Task requirements
Would you please copy each line of the data in which the string "screenshot" occurs?
━━━ Exercise data
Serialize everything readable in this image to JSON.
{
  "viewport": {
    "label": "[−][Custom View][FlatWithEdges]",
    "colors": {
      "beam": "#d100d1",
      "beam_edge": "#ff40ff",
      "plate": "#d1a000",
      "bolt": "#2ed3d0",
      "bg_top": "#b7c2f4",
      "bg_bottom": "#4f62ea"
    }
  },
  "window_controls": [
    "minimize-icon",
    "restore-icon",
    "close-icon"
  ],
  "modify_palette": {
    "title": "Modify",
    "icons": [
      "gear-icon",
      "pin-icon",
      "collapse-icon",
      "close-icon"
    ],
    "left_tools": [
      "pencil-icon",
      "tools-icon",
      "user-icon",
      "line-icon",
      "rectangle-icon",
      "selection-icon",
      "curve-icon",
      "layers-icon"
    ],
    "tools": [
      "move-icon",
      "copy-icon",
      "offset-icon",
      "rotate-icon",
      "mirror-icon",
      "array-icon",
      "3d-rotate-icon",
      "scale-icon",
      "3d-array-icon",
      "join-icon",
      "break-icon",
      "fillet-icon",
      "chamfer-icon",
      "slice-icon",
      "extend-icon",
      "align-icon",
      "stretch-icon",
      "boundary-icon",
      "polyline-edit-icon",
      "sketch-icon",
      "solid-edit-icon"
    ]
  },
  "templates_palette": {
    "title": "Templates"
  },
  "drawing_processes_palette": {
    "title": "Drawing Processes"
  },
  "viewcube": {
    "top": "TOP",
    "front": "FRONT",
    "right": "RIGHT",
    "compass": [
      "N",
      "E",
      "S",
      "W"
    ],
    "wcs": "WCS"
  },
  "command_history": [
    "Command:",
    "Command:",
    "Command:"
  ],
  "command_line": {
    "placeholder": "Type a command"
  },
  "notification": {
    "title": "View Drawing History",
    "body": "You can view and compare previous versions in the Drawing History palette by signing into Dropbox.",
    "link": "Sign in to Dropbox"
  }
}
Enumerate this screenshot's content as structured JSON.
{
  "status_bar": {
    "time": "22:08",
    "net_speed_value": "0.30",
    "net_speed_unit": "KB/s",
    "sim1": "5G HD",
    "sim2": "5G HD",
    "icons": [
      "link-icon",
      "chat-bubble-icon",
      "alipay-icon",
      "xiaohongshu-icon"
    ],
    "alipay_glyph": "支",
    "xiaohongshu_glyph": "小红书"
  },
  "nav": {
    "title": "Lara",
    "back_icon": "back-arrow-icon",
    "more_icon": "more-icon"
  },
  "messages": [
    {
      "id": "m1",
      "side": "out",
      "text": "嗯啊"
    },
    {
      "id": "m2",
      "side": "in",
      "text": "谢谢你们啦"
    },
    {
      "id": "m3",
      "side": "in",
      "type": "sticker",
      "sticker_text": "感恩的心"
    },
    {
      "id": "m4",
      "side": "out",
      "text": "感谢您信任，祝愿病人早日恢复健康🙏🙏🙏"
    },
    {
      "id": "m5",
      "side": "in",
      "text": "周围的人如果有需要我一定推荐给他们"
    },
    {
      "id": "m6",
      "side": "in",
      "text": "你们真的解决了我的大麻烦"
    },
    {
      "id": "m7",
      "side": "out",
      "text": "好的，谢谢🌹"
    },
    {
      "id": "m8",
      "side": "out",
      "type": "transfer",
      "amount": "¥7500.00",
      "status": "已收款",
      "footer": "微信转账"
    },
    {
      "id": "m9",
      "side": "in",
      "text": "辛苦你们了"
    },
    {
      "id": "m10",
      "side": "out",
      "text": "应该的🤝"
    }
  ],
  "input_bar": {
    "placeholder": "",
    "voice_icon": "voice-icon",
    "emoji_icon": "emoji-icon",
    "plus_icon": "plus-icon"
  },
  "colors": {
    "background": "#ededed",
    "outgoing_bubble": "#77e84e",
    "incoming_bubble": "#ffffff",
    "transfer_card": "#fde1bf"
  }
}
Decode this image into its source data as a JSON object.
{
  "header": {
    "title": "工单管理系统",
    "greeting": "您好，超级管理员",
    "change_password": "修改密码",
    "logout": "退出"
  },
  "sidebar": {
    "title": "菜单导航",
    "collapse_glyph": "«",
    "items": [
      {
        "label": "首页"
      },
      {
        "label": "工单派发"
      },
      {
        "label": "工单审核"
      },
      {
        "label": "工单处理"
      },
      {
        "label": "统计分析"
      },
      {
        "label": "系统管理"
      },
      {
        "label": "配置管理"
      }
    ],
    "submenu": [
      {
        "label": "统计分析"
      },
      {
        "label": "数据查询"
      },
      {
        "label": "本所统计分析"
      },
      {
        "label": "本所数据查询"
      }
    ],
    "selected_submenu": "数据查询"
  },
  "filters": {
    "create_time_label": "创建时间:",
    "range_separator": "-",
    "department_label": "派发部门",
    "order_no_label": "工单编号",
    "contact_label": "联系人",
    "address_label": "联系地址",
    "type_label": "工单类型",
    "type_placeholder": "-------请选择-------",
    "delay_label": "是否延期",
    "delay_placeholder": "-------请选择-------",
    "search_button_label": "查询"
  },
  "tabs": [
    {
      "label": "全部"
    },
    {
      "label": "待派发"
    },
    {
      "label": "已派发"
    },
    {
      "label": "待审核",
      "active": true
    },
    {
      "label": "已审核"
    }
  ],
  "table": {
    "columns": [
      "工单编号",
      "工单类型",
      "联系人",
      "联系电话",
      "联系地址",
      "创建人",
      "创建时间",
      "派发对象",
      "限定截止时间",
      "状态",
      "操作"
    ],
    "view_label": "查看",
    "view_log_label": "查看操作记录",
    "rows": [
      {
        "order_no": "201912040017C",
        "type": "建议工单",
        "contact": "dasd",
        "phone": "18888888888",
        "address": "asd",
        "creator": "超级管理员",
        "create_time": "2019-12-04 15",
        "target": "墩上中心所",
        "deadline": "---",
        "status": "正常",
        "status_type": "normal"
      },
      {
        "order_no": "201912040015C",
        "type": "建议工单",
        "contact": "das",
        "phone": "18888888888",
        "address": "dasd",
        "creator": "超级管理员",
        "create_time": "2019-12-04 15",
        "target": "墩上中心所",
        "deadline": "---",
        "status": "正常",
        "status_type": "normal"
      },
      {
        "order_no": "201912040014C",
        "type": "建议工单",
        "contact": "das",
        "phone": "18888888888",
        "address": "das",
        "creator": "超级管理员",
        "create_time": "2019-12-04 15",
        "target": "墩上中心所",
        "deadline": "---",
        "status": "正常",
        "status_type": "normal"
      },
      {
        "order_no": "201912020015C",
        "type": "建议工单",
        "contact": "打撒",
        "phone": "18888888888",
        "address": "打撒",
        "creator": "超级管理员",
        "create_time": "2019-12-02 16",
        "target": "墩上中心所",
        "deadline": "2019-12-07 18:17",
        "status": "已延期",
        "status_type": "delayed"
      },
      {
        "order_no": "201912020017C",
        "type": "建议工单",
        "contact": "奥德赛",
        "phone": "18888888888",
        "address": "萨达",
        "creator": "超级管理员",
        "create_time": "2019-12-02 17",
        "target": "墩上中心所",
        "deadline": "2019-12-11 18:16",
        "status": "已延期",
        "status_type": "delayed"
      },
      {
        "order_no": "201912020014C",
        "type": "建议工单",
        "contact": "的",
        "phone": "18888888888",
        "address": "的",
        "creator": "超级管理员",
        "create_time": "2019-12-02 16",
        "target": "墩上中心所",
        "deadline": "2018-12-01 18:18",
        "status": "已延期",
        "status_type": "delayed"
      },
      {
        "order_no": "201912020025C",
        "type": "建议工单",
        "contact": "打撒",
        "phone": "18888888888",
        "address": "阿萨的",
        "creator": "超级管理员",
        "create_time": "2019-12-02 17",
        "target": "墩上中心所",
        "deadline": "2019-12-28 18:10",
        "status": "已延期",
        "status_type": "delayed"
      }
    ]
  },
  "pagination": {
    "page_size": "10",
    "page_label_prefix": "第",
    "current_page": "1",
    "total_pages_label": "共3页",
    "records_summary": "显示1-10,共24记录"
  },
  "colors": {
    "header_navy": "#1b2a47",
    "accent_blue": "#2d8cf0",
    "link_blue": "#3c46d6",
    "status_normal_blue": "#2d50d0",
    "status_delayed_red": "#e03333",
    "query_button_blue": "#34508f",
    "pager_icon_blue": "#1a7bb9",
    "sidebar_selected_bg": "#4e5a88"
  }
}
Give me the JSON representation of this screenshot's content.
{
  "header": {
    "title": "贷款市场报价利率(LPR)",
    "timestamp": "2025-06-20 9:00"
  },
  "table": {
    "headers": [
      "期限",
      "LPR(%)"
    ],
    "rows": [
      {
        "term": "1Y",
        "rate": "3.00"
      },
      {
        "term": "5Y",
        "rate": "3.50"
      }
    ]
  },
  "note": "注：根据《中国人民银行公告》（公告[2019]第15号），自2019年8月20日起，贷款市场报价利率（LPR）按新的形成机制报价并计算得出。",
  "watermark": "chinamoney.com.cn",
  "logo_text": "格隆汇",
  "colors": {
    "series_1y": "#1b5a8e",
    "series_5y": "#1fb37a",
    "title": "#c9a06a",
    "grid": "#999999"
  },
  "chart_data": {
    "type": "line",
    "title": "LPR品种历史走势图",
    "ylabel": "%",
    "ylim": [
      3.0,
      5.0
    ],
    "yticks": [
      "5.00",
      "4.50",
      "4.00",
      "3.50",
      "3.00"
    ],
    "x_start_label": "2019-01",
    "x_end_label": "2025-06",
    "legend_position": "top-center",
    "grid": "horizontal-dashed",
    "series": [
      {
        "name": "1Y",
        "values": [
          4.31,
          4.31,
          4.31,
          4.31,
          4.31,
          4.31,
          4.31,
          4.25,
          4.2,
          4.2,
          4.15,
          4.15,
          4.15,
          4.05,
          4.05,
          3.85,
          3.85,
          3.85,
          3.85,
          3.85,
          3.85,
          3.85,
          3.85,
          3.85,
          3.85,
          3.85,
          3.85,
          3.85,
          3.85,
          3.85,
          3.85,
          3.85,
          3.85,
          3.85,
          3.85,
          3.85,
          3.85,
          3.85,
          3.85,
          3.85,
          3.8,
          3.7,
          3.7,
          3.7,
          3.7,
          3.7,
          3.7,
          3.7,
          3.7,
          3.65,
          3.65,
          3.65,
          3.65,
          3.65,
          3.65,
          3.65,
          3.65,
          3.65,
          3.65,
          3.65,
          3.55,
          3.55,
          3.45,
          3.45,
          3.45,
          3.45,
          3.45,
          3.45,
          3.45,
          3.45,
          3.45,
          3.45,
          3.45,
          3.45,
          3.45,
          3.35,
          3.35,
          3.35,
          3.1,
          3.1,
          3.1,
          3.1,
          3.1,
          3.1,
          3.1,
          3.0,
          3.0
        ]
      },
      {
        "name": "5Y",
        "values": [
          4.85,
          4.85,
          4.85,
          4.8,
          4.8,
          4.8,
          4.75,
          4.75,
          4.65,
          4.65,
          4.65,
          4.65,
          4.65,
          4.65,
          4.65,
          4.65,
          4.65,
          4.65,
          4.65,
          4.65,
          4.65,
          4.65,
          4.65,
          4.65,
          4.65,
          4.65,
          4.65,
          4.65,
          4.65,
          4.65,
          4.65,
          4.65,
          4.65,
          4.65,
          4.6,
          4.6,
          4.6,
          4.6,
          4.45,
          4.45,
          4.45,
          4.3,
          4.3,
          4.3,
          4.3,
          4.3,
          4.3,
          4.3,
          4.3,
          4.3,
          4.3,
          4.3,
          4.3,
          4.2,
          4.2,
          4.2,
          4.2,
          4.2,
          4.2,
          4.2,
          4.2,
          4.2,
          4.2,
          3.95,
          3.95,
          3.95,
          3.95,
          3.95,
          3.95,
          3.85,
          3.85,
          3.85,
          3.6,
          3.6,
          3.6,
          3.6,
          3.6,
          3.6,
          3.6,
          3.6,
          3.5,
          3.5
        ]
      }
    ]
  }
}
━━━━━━
Task response
Enumerate this screenshot's content as structured JSON.
Give me the JSON representation of this screenshot's content.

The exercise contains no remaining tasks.